Dan Barousse and Christ Montgomery were working together at a 3D printing company when they encountered a problem with no solution.
Where some would’ve given up, Dan and Chris saw an opportunity. They created the solution they were looking for: new technology that would allow for high-temperature 3D printing. And they ran with it.
Working with Gainesville’s startup resources and the Innovation Hub, they started Slice Engineering in 2017. To build the foundation for their company, they both put in work on top of 40 hours a week at their day jobs.
Only 4 years later, Slice has a team of 10 employees that ships 3D printer components to hobbyists and printer manufacturers across the globe.
Their growth has been helped along by a sound business partnership, Gainesville’s innovation infrastructure, and a spotlight on 3D printing at the beginning of the COVID-19 pandemic.
“Supply chains were so messed up, were so disjointed, and a lot of companies were not ready to shift production. 3D printing really came into its own in a lot of respects.”
Looking to the future, the Slice founders anticipate that 3D printing will become more common over time.

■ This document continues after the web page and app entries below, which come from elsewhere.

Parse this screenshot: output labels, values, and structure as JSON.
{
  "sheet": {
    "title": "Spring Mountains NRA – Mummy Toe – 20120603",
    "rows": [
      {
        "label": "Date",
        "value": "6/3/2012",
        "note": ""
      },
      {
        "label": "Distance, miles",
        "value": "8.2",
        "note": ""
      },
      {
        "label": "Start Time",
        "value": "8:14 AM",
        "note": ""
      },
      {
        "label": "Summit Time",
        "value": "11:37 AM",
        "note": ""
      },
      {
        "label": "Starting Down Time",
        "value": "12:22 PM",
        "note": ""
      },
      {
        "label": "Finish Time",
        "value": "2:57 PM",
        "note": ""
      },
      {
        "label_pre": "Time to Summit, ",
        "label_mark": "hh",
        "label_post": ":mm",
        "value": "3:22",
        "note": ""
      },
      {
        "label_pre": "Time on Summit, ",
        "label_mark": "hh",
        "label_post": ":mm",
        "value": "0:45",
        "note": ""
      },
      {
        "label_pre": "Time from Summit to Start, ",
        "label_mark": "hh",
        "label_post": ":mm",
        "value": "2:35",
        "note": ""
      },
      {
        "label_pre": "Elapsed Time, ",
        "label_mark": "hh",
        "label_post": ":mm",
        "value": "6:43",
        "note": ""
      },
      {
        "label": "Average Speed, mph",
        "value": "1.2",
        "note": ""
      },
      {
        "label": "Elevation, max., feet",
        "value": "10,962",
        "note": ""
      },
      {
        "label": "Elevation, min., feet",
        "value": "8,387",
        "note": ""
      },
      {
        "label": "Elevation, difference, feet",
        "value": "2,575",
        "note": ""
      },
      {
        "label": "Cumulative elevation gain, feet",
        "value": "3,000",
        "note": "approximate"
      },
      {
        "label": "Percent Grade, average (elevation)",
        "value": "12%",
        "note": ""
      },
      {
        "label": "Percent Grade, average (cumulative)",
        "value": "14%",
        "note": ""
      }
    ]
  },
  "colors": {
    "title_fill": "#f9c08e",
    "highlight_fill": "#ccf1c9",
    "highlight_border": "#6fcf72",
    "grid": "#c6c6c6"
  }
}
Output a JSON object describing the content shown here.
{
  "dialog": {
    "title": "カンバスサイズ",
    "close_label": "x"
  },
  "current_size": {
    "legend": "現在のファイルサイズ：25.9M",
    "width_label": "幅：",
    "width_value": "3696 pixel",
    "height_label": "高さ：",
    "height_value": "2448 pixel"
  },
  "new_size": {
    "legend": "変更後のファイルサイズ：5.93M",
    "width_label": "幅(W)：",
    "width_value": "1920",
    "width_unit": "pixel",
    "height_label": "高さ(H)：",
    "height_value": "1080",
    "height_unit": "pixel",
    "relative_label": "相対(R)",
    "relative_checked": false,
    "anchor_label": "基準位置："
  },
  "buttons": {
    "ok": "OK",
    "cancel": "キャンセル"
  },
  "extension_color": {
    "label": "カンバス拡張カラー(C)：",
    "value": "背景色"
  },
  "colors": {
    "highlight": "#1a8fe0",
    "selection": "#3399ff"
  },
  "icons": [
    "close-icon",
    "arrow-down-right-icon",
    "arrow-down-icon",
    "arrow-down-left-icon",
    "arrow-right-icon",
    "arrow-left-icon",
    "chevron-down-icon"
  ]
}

As businesses continue to adopt the technology and designing becomes more user-friendly, we might see 3D printers popping up more often.
“We’ve seen it with the drone industry, the PC industry, things like Bluetooth connectivity in your car. These were all things that people talked about 20-40 years ago but weren’t realistic or feasible. It took time for that to catch up.”